This large-scale comparative endeavor, complete in two volumes, reflects increasing concern with the population factor in economic and social change worldwide. Demographers, on their side, have been focusing on history. In response to this, Population in History represents the work of two practitioners that have begun to work together, using their combined approaches in an attempt to assess and account for population growth experienced by the West since the seventeenth century.
There is a long record of interest in the history of population. But the interest now displayed is likely to be both more persistent and far more fruitful in its consequences. New studies have been initiated in many countries. And because the studies are more informed and systematic than many of those of earlier periods, they are already provoking the further spread of research. A much more positive part is now also being played by national and international associations of historians and demographers. It is not unlikely that, within the next fifteen or twenty years, the main outlines of population change in the seventeenth and eighteenth centuries will be firmly established for much of Europe.

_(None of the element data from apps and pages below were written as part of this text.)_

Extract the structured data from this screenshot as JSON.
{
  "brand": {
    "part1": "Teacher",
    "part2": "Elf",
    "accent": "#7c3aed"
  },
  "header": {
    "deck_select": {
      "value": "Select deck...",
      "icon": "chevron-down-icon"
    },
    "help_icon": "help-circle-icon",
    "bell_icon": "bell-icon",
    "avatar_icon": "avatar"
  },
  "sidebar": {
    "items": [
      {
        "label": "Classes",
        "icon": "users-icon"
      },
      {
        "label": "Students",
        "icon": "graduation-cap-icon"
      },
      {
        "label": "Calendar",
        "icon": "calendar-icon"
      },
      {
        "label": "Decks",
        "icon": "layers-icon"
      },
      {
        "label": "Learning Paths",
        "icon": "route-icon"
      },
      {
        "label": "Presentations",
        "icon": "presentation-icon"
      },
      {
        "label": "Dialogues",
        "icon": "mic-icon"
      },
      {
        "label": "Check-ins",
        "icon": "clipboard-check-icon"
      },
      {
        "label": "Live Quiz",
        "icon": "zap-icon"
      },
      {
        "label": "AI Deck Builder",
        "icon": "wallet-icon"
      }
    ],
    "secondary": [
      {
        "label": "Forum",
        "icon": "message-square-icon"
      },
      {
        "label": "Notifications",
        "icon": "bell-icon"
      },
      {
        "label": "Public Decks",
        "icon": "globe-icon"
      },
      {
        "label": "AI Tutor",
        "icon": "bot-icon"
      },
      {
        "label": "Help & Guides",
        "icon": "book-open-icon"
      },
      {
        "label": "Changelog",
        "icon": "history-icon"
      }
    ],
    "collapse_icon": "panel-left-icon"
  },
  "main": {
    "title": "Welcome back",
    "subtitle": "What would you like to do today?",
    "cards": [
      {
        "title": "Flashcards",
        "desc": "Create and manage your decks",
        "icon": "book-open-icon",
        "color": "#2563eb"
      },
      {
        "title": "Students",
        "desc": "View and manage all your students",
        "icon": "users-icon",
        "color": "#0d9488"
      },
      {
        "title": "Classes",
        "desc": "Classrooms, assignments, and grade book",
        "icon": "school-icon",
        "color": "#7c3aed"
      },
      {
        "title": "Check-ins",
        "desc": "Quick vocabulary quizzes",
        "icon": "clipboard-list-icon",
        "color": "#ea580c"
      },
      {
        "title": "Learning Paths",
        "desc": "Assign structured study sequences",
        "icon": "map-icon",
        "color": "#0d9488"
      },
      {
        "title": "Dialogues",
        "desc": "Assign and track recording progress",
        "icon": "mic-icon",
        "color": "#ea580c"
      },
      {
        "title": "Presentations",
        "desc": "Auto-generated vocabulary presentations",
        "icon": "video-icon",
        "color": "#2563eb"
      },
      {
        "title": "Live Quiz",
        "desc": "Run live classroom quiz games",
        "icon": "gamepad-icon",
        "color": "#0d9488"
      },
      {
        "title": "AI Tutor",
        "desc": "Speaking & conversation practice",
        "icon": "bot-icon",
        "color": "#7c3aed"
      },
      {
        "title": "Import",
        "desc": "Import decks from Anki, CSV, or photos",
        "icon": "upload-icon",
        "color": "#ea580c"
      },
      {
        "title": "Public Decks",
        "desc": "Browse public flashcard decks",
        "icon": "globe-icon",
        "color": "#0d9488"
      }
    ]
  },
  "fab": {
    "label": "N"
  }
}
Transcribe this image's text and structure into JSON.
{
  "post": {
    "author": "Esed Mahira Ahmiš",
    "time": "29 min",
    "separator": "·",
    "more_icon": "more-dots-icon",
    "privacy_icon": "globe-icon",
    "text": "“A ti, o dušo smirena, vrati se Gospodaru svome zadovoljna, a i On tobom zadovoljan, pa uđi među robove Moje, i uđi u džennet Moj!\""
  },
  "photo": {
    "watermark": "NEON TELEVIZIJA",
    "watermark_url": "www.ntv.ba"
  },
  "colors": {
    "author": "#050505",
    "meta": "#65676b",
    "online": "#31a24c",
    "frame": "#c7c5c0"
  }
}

Previous research has tended to appear in specialist journals and academic publications. This volume is intended to provide a more easily accessible publication. It has been thought appropriate to include some earlier work, both because of its intrinsic interest and because it provided the background and part of the stimulus to the later research. Of the twenty-seven contributions to this outstanding volume, seven are unabridged reprints of earlier work; the remaining contributions are either entirely new or represent substantial revisions of work published elsewhere.